I freeze my tomatoes by blanching and removing the skins then I chunk them up and put in freezer bags with some diced green peppers and diced onions...They are ready then to drop into a pot and make whatever kind of sauce you want....I have been doing this for years especially when I had 3 teenage sons at home..... (05/08/2006)
We frequently have the same problem. It is easy to solve if you have freezer room. Wash and dry the tomatoes, put them into a plastic bag, (I use plastic grocery bags), and put them into freezer. That's all! These can be used in stews, tomato sauces, (spaghetti, etc), soups, chili. Just put into hot ingredients, break up tomato as it cooks. I am a 'by the seat of your pants' cook, so I can't give measurements. If you have cooked for six months, you will know how much to use. If you do want to pre-thaw before adding to cooking pot, place into a dish so any juice lost in thawing can be captured and used. Have fun, and enjoy your garden all winter. (05/09/2006)
I wash them and dry them then put in zip lock bags and freeze whole. When using in soups, stews and pasta sauce as soon as they hit the hot broth I remove them to take of the skin easily. Works great. Use all winter long. (05/11/2006)
I pour boiling water over them to help remove the skins. Then dice and put in quart micro safe container. Microwave on hi for 5 mins. freeze in quart zip lock bags. Lay in freezer to save room.

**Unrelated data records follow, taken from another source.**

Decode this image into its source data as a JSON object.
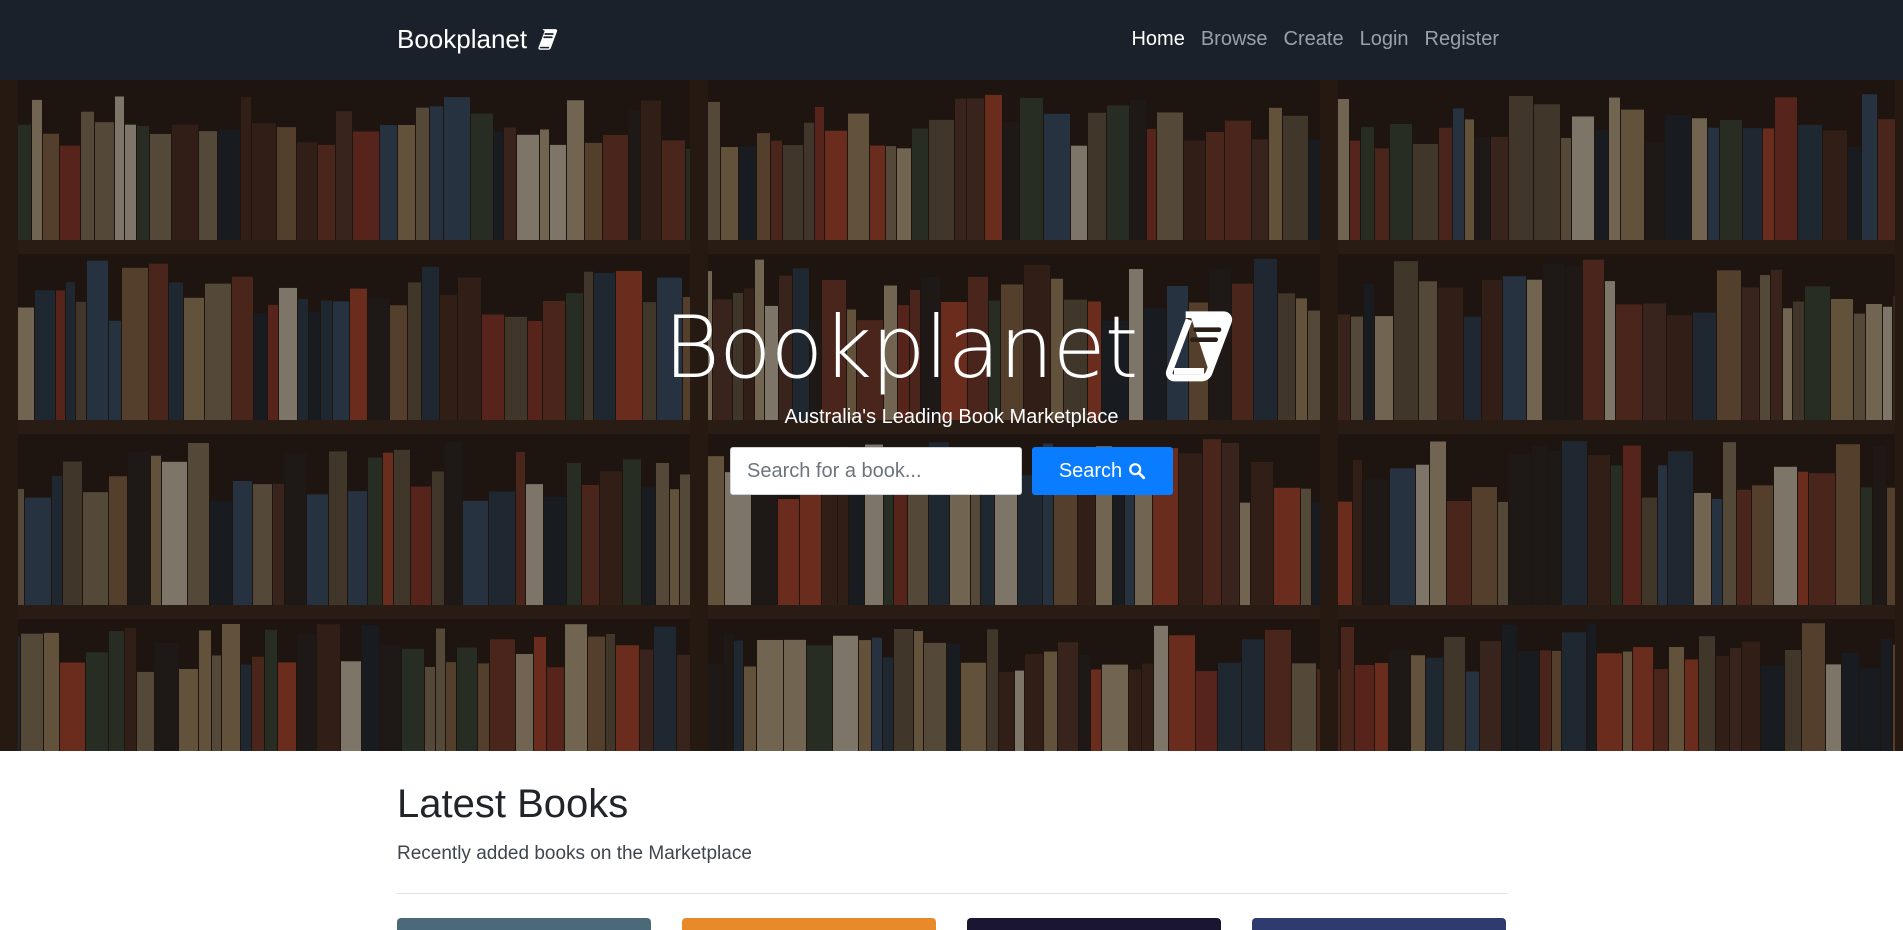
{
  "navbar": {
    "brand": "Bookplanet",
    "brand_icon": "book-icon",
    "links": [
      {
        "label": "Home",
        "active": true
      },
      {
        "label": "Browse",
        "active": false
      },
      {
        "label": "Create",
        "active": false
      },
      {
        "label": "Login",
        "active": false
      },
      {
        "label": "Register",
        "active": false
      }
    ]
  },
  "hero": {
    "title": "Bookplanet",
    "title_icon": "book-icon",
    "subtitle": "Australia's Leading Book Marketplace",
    "search": {
      "placeholder": "Search for a book...",
      "value": "",
      "button_label": "Search",
      "button_icon": "search-icon"
    }
  },
  "latest": {
    "title": "Latest Books",
    "subtitle": "Recently added books on the Marketplace",
    "card_colors": [
      "#4a6a7a",
      "#e8892a",
      "#1a1530",
      "#2e3b6e"
    ]
  },
  "colors": {
    "navbar_bg": "#1b212b",
    "primary": "#0a7cff"
  }
}
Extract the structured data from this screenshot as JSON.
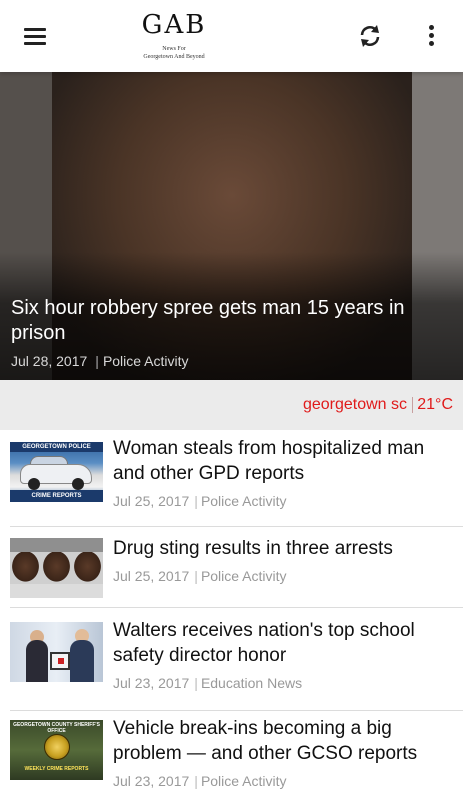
{
  "app_bar": {
    "logo": {
      "mark": "GAB",
      "tagline_1": "News For",
      "tagline_2": "Georgetown And Beyond"
    },
    "icons": {
      "menu": "hamburger-menu-icon",
      "refresh": "refresh-icon",
      "more": "more-vert-icon"
    }
  },
  "featured": {
    "title": "Six hour robbery spree gets man 15 years in prison",
    "date": "Jul 28, 2017",
    "category": "Police Activity"
  },
  "weather": {
    "location": "georgetown sc",
    "temperature": "21°C",
    "accent_color": "#e01b1b"
  },
  "articles": [
    {
      "title": "Woman steals from hospitalized man and other GPD reports",
      "date": "Jul 25, 2017",
      "category": "Police Activity",
      "thumb_text_top": "GEORGETOWN POLICE",
      "thumb_text_bottom": "CRIME REPORTS"
    },
    {
      "title": "Drug sting results in three arrests",
      "date": "Jul 25, 2017",
      "category": "Police Activity"
    },
    {
      "title": "Walters receives nation's top school safety director honor",
      "date": "Jul 23, 2017",
      "category": "Education News"
    },
    {
      "title": "Vehicle break-ins becoming a big problem — and other GCSO reports",
      "date": "Jul 23, 2017",
      "category": "Police Activity",
      "thumb_text_top": "GEORGETOWN COUNTY SHERIFF'S OFFICE",
      "thumb_text_bottom": "WEEKLY CRIME REPORTS"
    }
  ]
}
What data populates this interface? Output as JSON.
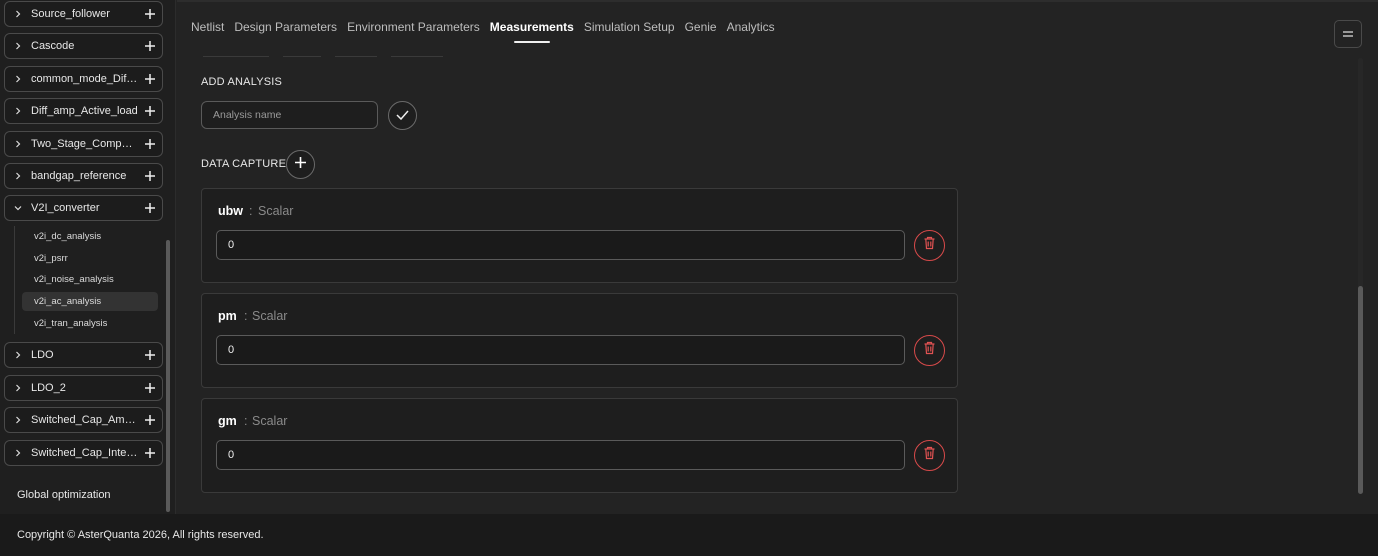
{
  "sidebar": {
    "groups": [
      {
        "label": "Source_follower",
        "expanded": false
      },
      {
        "label": "Cascode",
        "expanded": false
      },
      {
        "label": "common_mode_Diffa...",
        "expanded": false
      },
      {
        "label": "Diff_amp_Active_load",
        "expanded": false
      },
      {
        "label": "Two_Stage_Compara...",
        "expanded": false
      },
      {
        "label": "bandgap_reference",
        "expanded": false
      },
      {
        "label": "V2I_converter",
        "expanded": true
      },
      {
        "label": "LDO",
        "expanded": false
      },
      {
        "label": "LDO_2",
        "expanded": false
      },
      {
        "label": "Switched_Cap_Ampli...",
        "expanded": false
      },
      {
        "label": "Switched_Cap_Integr...",
        "expanded": false
      }
    ],
    "v2i_children": [
      {
        "label": "v2i_dc_analysis",
        "active": false
      },
      {
        "label": "v2i_psrr",
        "active": false
      },
      {
        "label": "v2i_noise_analysis",
        "active": false
      },
      {
        "label": "v2i_ac_analysis",
        "active": true
      },
      {
        "label": "v2i_tran_analysis",
        "active": false
      }
    ],
    "global_optimization": "Global optimization"
  },
  "topnav": {
    "tabs": [
      {
        "label": "Netlist",
        "active": false
      },
      {
        "label": "Design Parameters",
        "active": false
      },
      {
        "label": "Environment Parameters",
        "active": false
      },
      {
        "label": "Measurements",
        "active": true
      },
      {
        "label": "Simulation Setup",
        "active": false
      },
      {
        "label": "Genie",
        "active": false
      },
      {
        "label": "Analytics",
        "active": false
      }
    ]
  },
  "main": {
    "add_analysis_label": "ADD ANALYSIS",
    "analysis_placeholder": "Analysis name",
    "data_capture_label": "DATA CAPTURE",
    "measurements": [
      {
        "name": "ubw",
        "separator": ":",
        "type": "Scalar",
        "value": "0"
      },
      {
        "name": "pm",
        "separator": ":",
        "type": "Scalar",
        "value": "0"
      },
      {
        "name": "gm",
        "separator": ":",
        "type": "Scalar",
        "value": "0"
      }
    ]
  },
  "footer": {
    "copyright": "Copyright © AsterQuanta 2026, All rights reserved."
  },
  "colors": {
    "background": "#232323",
    "delete_accent": "#d84a4a",
    "active_tab": "#ffffff"
  }
}
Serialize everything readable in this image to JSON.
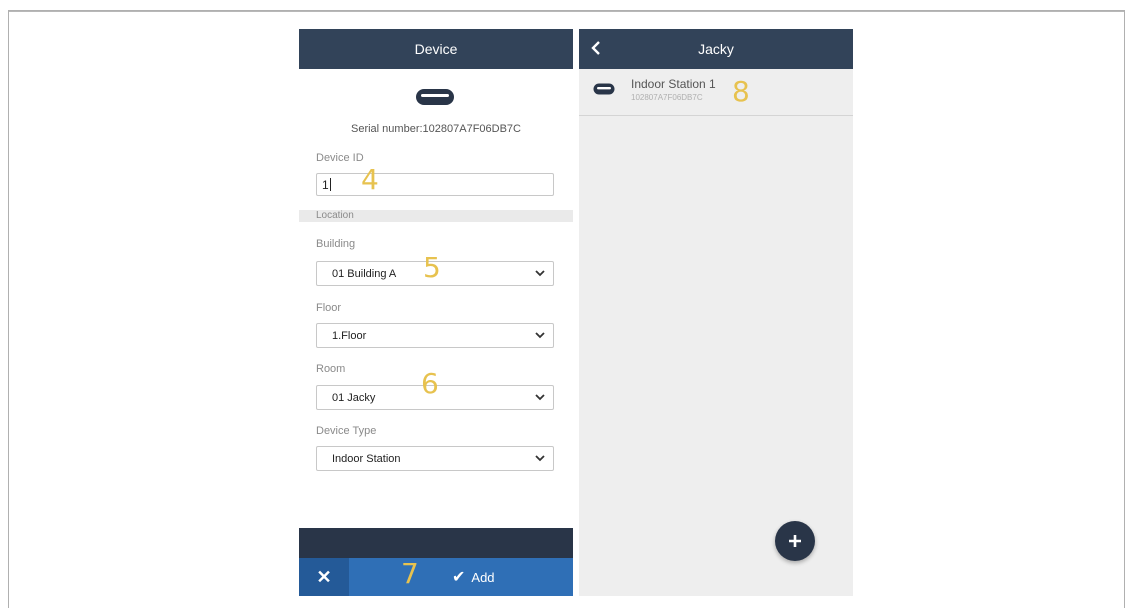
{
  "left_panel": {
    "title": "Device",
    "icon": "device-icon",
    "serial_text": "Serial number:102807A7F06DB7C",
    "device_id": {
      "label": "Device ID",
      "value": "1"
    },
    "section_label": "Location",
    "building": {
      "label": "Building",
      "value": "01 Building A"
    },
    "floor": {
      "label": "Floor",
      "value": "1.Floor"
    },
    "room": {
      "label": "Room",
      "value": "01 Jacky"
    },
    "device_type": {
      "label": "Device Type",
      "value": "Indoor Station"
    },
    "footer": {
      "cancel_icon": "close-icon",
      "add_label": "Add",
      "add_icon": "check-icon"
    }
  },
  "right_panel": {
    "title": "Jacky",
    "back_icon": "chevron-left-icon",
    "items": [
      {
        "title": "Indoor Station 1",
        "serial": "102807A7F06DB7C",
        "icon": "device-icon"
      }
    ],
    "fab_icon": "plus-icon"
  },
  "callouts": [
    "4",
    "5",
    "6",
    "7",
    "8"
  ],
  "colors": {
    "header": "#324359",
    "footer_blue": "#2f6fb6",
    "cancel_blue": "#245a98",
    "callout": "#e7c24f",
    "right_bg": "#eeeeee"
  }
}
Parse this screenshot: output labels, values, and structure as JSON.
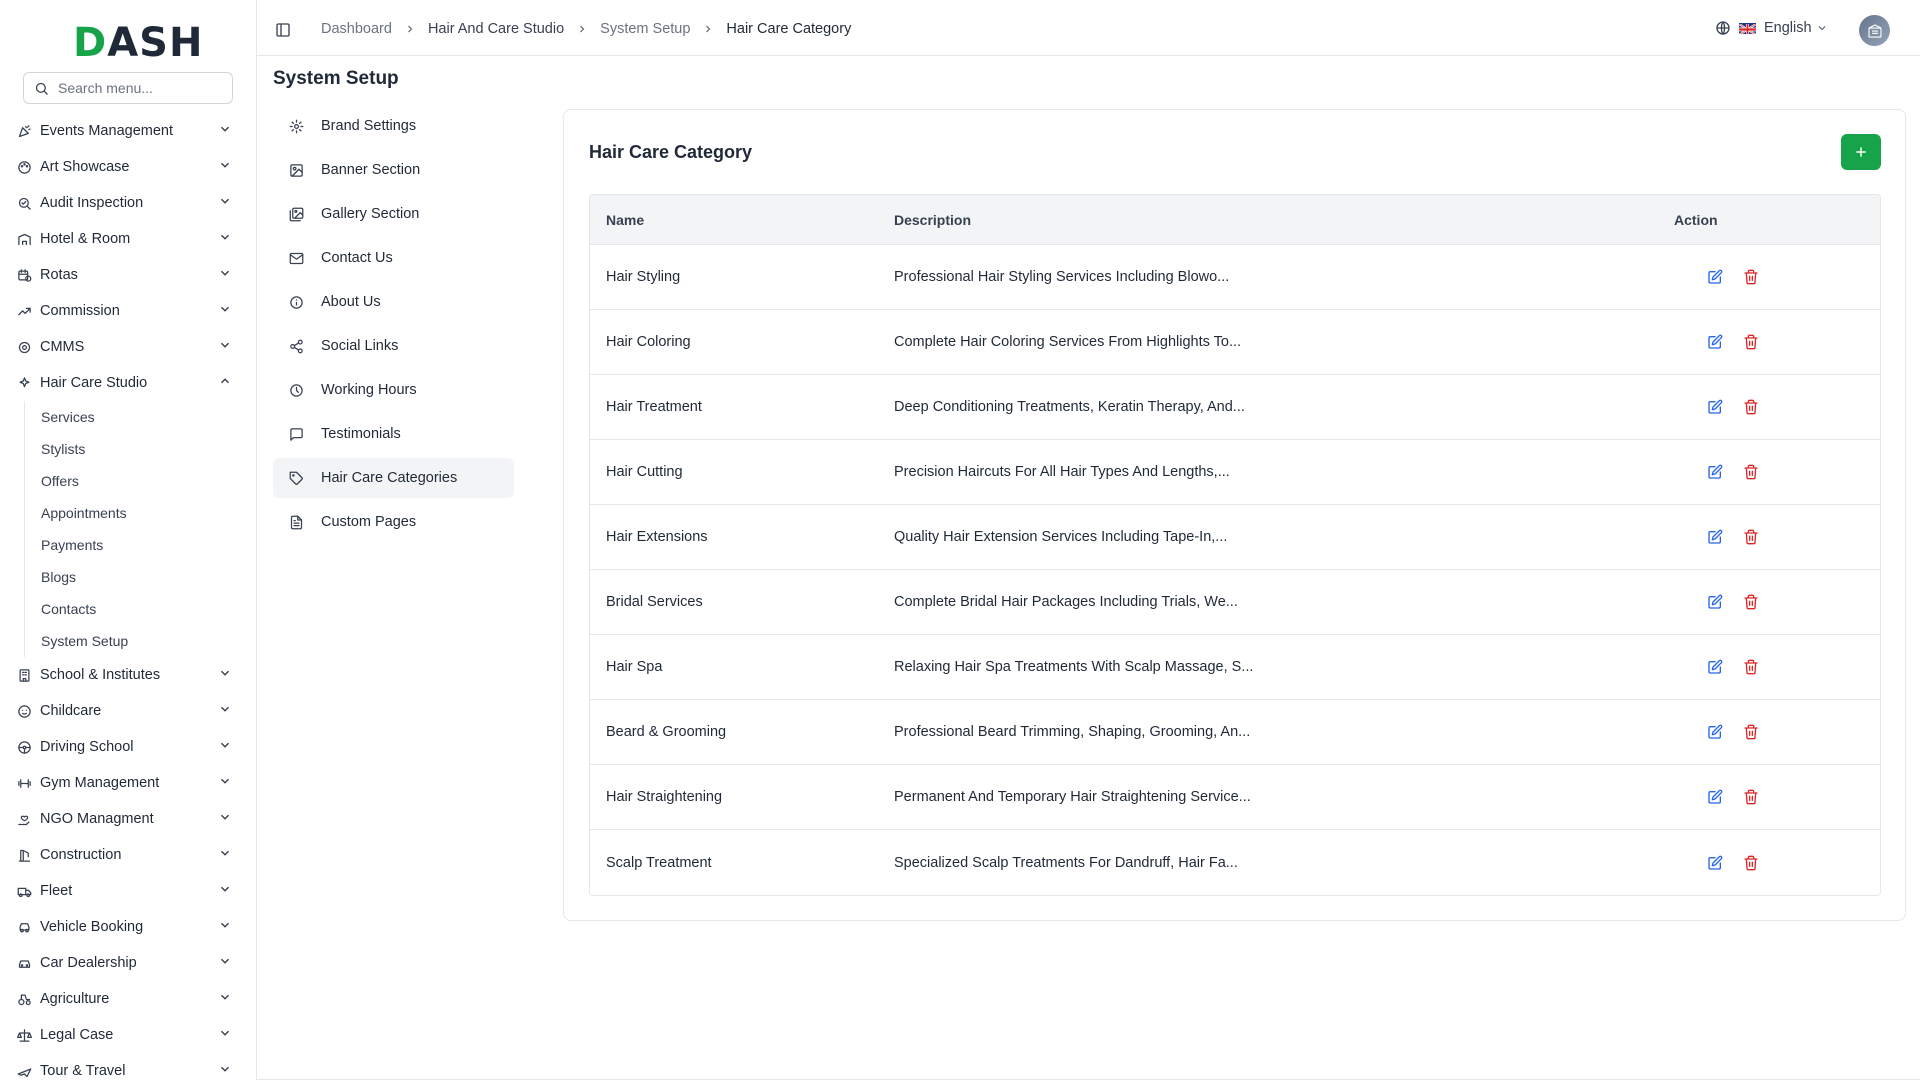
{
  "brand": {
    "logo_prefix": "D",
    "logo_rest": "ASH",
    "accent": "#16a34a"
  },
  "search": {
    "placeholder": "Search menu..."
  },
  "sidebar": {
    "items": [
      {
        "label": "Events Management",
        "icon": "party-icon"
      },
      {
        "label": "Art Showcase",
        "icon": "palette-icon"
      },
      {
        "label": "Audit Inspection",
        "icon": "search-check-icon"
      },
      {
        "label": "Hotel & Room",
        "icon": "hotel-icon"
      },
      {
        "label": "Rotas",
        "icon": "calendar-clock-icon"
      },
      {
        "label": "Commission",
        "icon": "trending-up-icon"
      },
      {
        "label": "CMMS",
        "icon": "cog-icon"
      },
      {
        "label": "Hair Care Studio",
        "icon": "sparkles-icon",
        "expanded": true,
        "children": [
          "Services",
          "Stylists",
          "Offers",
          "Appointments",
          "Payments",
          "Blogs",
          "Contacts",
          "System Setup"
        ]
      },
      {
        "label": "School & Institutes",
        "icon": "building-icon"
      },
      {
        "label": "Childcare",
        "icon": "baby-icon"
      },
      {
        "label": "Driving School",
        "icon": "steering-wheel-icon"
      },
      {
        "label": "Gym Management",
        "icon": "dumbbell-icon"
      },
      {
        "label": "NGO Managment",
        "icon": "hand-heart-icon"
      },
      {
        "label": "Construction",
        "icon": "crane-icon"
      },
      {
        "label": "Fleet",
        "icon": "truck-icon"
      },
      {
        "label": "Vehicle Booking",
        "icon": "car-icon"
      },
      {
        "label": "Car Dealership",
        "icon": "car-front-icon"
      },
      {
        "label": "Agriculture",
        "icon": "tractor-icon"
      },
      {
        "label": "Legal Case",
        "icon": "scale-icon"
      },
      {
        "label": "Tour & Travel",
        "icon": "plane-icon"
      }
    ]
  },
  "header": {
    "breadcrumb": [
      "Dashboard",
      "Hair And Care Studio",
      "System Setup",
      "Hair Care Category"
    ],
    "language": "English"
  },
  "page": {
    "title": "System Setup"
  },
  "setup_nav": [
    {
      "label": "Brand Settings",
      "icon": "settings-icon"
    },
    {
      "label": "Banner Section",
      "icon": "image-icon"
    },
    {
      "label": "Gallery Section",
      "icon": "images-icon"
    },
    {
      "label": "Contact Us",
      "icon": "mail-icon"
    },
    {
      "label": "About Us",
      "icon": "info-icon"
    },
    {
      "label": "Social Links",
      "icon": "share-icon"
    },
    {
      "label": "Working Hours",
      "icon": "clock-icon"
    },
    {
      "label": "Testimonials",
      "icon": "message-square-icon"
    },
    {
      "label": "Hair Care Categories",
      "icon": "tag-icon",
      "active": true
    },
    {
      "label": "Custom Pages",
      "icon": "file-text-icon"
    }
  ],
  "card": {
    "title": "Hair Care Category",
    "columns": {
      "name": "Name",
      "description": "Description",
      "action": "Action"
    },
    "rows": [
      {
        "name": "Hair Styling",
        "description": "Professional Hair Styling Services Including Blowo..."
      },
      {
        "name": "Hair Coloring",
        "description": "Complete Hair Coloring Services From Highlights To..."
      },
      {
        "name": "Hair Treatment",
        "description": "Deep Conditioning Treatments, Keratin Therapy, And..."
      },
      {
        "name": "Hair Cutting",
        "description": "Precision Haircuts For All Hair Types And Lengths,..."
      },
      {
        "name": "Hair Extensions",
        "description": "Quality Hair Extension Services Including Tape-In,..."
      },
      {
        "name": "Bridal Services",
        "description": "Complete Bridal Hair Packages Including Trials, We..."
      },
      {
        "name": "Hair Spa",
        "description": "Relaxing Hair Spa Treatments With Scalp Massage, S..."
      },
      {
        "name": "Beard & Grooming",
        "description": "Professional Beard Trimming, Shaping, Grooming, An..."
      },
      {
        "name": "Hair Straightening",
        "description": "Permanent And Temporary Hair Straightening Service..."
      },
      {
        "name": "Scalp Treatment",
        "description": "Specialized Scalp Treatments For Dandruff, Hair Fa..."
      }
    ]
  },
  "colors": {
    "edit": "#2563eb",
    "delete": "#dc2626",
    "active_bg": "#f3f4f6"
  }
}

They are ready to put in soups or stews or casseroles. I find that the 5 minute micro time keeps them from separating when frozen. (05/11/2006)